# Problem requirements
Among the records below, find each line bearing the word "všetkých" and copy it.

# Entries supplied
^^^^^^^^
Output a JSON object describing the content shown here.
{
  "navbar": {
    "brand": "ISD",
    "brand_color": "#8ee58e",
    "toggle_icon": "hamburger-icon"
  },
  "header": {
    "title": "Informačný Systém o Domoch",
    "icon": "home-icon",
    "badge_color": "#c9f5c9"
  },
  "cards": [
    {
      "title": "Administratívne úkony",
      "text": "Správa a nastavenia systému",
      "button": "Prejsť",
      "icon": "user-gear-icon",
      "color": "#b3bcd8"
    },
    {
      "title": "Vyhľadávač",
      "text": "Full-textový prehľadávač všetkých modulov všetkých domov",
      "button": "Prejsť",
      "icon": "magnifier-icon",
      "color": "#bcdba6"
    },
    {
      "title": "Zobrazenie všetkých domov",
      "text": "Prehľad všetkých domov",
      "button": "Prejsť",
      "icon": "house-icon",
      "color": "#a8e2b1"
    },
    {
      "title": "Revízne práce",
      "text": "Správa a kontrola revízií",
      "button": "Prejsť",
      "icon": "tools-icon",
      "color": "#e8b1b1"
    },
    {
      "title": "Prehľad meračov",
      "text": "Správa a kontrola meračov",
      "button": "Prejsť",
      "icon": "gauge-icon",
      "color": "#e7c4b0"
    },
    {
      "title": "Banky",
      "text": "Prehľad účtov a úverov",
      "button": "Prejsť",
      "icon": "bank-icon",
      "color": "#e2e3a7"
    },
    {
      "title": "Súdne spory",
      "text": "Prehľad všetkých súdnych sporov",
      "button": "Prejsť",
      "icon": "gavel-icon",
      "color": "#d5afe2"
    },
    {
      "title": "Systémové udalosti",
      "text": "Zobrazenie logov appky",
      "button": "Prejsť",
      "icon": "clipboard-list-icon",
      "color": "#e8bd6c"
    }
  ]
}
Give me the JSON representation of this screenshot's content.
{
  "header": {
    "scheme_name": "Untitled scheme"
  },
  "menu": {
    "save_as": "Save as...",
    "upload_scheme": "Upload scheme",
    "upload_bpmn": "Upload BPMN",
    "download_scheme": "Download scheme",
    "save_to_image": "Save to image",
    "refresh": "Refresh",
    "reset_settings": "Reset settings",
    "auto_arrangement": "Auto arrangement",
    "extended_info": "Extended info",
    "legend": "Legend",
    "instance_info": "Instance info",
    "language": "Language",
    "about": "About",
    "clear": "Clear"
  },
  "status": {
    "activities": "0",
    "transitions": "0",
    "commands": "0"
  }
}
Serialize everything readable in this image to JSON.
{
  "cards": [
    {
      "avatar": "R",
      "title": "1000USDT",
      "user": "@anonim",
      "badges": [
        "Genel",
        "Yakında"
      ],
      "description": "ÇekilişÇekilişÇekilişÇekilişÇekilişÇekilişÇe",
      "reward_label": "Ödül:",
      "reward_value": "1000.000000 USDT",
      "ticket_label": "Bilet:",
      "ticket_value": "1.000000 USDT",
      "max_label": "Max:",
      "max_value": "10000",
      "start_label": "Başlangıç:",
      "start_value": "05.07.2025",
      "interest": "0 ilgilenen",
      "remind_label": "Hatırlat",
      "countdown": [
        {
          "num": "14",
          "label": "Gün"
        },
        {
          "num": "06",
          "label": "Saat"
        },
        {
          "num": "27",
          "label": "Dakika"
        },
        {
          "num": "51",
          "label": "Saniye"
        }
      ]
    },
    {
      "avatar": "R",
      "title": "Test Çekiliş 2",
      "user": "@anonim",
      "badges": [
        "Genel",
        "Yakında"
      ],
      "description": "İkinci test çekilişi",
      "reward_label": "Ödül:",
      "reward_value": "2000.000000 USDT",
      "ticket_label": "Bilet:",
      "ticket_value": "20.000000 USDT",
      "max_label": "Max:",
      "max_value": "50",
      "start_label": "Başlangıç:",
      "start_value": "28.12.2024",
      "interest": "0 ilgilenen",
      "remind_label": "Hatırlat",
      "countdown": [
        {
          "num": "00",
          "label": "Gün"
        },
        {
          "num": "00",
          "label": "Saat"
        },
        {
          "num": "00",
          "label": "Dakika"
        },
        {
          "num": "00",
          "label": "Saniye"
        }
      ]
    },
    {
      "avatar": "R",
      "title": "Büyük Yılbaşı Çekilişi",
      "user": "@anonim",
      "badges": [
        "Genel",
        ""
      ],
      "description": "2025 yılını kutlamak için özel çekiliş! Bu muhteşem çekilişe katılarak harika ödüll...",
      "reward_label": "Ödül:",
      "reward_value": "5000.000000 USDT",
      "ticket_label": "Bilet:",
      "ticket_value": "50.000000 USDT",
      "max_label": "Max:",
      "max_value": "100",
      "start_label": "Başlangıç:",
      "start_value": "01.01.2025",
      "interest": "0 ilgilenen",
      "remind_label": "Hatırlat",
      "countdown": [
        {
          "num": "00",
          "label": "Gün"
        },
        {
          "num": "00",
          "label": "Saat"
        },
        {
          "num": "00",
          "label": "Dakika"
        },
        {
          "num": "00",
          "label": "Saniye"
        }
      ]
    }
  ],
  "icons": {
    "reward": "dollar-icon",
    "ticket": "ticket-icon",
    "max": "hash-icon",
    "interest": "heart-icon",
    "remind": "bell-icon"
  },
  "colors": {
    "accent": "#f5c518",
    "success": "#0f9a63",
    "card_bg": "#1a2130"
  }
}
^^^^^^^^
# Response to this exercise
      "text": "Full-textový prehľadávač všetkých modulov všetkých domov",
      "title": "Zobrazenie všetkých domov",
      "text": "Prehľad všetkých domov",
      "text": "Prehľad všetkých súdnych sporov",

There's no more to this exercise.